Circles and Triangles

Regular readers will know that I love a good puzzle. I love all maths problems, but ones which make me think and get me stuck a bit are by far my favourite. The other day Ed Southall  (@solvemymaths) shared this little beauty that did just that:

I thought “Circles and a 3 4 5 triangle – what an awesome puzzle”, I reached for a pen an paper and drew out the puzzle.

I was at a bit of a loss to start with. I did some pythag to work some things out:

Eliminated y and did some algebra:

Wrote out what I knew:

And drew a diagram that didn’t help much:

Which made me see what I needed to do!

I redrew the important bits (using the knowledge that radii meet tangents at 90 degrees and that the line was 3.2 away from c but the center of the large circle was 2.5 away):

Then considered the left bit first:

Used Pythagoras’s theorem:

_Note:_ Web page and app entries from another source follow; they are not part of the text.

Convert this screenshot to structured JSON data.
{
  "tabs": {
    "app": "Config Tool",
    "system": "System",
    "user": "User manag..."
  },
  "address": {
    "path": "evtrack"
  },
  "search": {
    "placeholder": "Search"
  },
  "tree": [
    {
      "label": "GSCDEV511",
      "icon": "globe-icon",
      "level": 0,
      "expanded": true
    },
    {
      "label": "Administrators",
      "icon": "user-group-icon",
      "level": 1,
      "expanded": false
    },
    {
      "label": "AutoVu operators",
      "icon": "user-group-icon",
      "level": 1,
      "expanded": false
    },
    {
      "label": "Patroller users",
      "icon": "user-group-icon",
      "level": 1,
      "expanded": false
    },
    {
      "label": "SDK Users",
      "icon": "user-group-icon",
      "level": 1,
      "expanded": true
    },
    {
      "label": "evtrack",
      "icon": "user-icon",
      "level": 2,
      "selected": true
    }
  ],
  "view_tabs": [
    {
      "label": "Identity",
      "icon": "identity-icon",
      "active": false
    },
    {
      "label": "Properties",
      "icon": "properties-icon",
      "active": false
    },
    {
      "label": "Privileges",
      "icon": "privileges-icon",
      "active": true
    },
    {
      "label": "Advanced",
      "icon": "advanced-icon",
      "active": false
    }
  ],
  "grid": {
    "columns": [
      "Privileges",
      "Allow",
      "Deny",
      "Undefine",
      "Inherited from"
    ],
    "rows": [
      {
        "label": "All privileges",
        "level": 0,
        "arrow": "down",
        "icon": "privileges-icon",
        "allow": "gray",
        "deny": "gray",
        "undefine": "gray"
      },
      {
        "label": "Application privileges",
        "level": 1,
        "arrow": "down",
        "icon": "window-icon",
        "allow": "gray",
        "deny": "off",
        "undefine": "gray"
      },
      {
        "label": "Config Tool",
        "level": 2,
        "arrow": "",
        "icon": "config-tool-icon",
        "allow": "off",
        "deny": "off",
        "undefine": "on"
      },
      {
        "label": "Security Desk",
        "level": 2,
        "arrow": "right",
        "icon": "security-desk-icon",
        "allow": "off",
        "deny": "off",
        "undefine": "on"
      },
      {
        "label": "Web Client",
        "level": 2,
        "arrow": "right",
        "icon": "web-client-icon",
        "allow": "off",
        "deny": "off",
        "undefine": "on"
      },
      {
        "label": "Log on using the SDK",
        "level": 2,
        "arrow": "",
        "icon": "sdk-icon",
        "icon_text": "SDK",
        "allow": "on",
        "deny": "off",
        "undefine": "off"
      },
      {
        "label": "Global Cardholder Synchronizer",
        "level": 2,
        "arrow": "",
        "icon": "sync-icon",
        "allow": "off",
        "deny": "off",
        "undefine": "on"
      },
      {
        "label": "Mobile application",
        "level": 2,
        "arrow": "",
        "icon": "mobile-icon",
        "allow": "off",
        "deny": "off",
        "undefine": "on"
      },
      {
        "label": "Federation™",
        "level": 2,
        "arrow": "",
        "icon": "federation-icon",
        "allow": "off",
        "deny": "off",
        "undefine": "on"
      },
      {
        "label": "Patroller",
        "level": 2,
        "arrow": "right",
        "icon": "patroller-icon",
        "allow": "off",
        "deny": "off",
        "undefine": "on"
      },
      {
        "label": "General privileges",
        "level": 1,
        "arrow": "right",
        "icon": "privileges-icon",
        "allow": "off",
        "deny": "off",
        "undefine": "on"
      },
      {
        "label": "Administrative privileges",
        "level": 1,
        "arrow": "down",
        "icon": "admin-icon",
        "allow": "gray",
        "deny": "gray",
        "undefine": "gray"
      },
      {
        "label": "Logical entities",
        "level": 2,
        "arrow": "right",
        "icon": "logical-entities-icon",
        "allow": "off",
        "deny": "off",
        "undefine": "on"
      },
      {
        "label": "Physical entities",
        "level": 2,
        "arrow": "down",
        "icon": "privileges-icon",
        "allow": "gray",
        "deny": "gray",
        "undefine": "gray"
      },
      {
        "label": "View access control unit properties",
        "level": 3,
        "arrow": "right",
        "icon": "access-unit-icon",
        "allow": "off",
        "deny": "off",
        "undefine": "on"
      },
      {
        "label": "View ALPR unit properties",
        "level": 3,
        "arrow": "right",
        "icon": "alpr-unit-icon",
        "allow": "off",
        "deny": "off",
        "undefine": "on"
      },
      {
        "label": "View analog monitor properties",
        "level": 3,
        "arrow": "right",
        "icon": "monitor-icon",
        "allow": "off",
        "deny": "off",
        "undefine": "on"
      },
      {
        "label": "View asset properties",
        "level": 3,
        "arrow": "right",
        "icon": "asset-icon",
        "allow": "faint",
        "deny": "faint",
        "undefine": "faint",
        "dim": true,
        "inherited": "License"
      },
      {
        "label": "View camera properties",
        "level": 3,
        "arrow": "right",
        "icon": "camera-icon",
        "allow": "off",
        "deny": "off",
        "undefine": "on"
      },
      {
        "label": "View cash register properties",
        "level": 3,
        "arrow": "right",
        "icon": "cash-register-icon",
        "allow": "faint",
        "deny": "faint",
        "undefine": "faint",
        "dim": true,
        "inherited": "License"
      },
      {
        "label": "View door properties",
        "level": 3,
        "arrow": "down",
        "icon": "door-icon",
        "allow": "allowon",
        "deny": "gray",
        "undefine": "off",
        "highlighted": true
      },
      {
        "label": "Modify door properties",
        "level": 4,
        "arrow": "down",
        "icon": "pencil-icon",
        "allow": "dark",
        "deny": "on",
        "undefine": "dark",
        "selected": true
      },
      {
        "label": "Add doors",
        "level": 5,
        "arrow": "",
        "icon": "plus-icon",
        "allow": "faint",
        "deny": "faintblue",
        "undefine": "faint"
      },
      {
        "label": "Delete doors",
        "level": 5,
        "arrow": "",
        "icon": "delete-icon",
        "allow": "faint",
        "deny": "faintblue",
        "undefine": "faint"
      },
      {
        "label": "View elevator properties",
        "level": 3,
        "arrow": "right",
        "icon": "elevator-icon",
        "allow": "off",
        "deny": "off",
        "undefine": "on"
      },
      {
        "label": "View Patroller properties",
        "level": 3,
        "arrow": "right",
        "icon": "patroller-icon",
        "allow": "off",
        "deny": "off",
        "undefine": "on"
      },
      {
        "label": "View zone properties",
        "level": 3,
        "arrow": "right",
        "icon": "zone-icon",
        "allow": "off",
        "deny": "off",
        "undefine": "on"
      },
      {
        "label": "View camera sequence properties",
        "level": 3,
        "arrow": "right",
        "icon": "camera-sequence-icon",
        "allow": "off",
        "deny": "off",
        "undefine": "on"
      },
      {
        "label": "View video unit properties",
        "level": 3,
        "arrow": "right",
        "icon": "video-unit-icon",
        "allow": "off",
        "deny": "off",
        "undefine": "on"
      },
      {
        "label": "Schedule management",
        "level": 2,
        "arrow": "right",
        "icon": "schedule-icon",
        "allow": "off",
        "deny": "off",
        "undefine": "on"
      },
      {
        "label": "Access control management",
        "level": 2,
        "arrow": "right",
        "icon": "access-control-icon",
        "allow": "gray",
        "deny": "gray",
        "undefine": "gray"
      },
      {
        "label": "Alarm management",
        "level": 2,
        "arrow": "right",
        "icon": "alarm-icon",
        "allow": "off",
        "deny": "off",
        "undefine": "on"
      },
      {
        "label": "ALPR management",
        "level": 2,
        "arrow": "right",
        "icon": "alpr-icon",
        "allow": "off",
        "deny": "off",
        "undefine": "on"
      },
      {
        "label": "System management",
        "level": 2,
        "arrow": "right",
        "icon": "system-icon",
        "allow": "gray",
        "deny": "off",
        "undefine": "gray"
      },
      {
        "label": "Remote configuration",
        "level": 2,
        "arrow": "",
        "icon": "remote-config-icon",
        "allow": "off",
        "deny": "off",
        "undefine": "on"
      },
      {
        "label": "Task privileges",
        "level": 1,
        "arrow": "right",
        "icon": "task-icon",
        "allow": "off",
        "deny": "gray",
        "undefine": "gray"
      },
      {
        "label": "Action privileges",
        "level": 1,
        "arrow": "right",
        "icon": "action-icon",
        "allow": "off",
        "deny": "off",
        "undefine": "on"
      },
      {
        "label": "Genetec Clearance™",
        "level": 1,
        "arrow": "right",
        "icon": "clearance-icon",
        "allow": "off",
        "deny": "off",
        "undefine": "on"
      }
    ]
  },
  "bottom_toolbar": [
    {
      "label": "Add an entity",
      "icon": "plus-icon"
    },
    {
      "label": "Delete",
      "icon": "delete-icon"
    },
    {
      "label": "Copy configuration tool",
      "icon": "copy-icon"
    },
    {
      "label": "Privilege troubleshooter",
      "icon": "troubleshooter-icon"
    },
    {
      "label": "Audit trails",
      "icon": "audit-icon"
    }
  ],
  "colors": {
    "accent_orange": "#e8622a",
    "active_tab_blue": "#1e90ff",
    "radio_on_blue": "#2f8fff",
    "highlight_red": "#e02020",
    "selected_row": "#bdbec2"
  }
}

Then solved for x:

Then briefly git annoyed at myself because I’d already used x for something else.

I did the same with the other side to find the final radius.

A lovely puzzle using mainly Pythagoras’s theorem, circle theorems and algebra so one that is, in theory at least, accessible to GCSE students.

I hope you enjoyed this one as much as I did!

Categories: #MTBoS, A Level, Commentary, GCSE
1. July 15, 2016 at 2:21 pm

You could probably get AB, CB and DB more efficiently by finding the area of the triangle in two ways (i.e. using 3 and 4 and also using AB and 5)

As for the rest, it seems a bit inelegant. Did anyone come up with a better method?

• July 15, 2016 at 2:39 pm

It does seem a tad inelegant. I’ve not seen anyone else’s method yet but will keep you posted. I feel a coordinate geometry solution may be better I may look at that later.

2. July 15, 2016 at 6:42 pm

“Then briefly git annoyed at myself because I’d already used x for something else.”

Indeed, too many variables sometimes creates an impenetrable morass of equations. `Tis often simpler to define variables to reflect the ultimate goal.

• July 15, 2016 at 7:55 pm

Much neater!

3. July 18, 2016 at 11:40 pm

Well you’ll probably get a laugh. I tried solving without looking at your post until I was done to see if I came up with something different. (I always find multiple solutions especially when the thinking involved is documented to be interesting.) But on looking through this I did something very similar to above with the same similar triangles and fractional quadratics.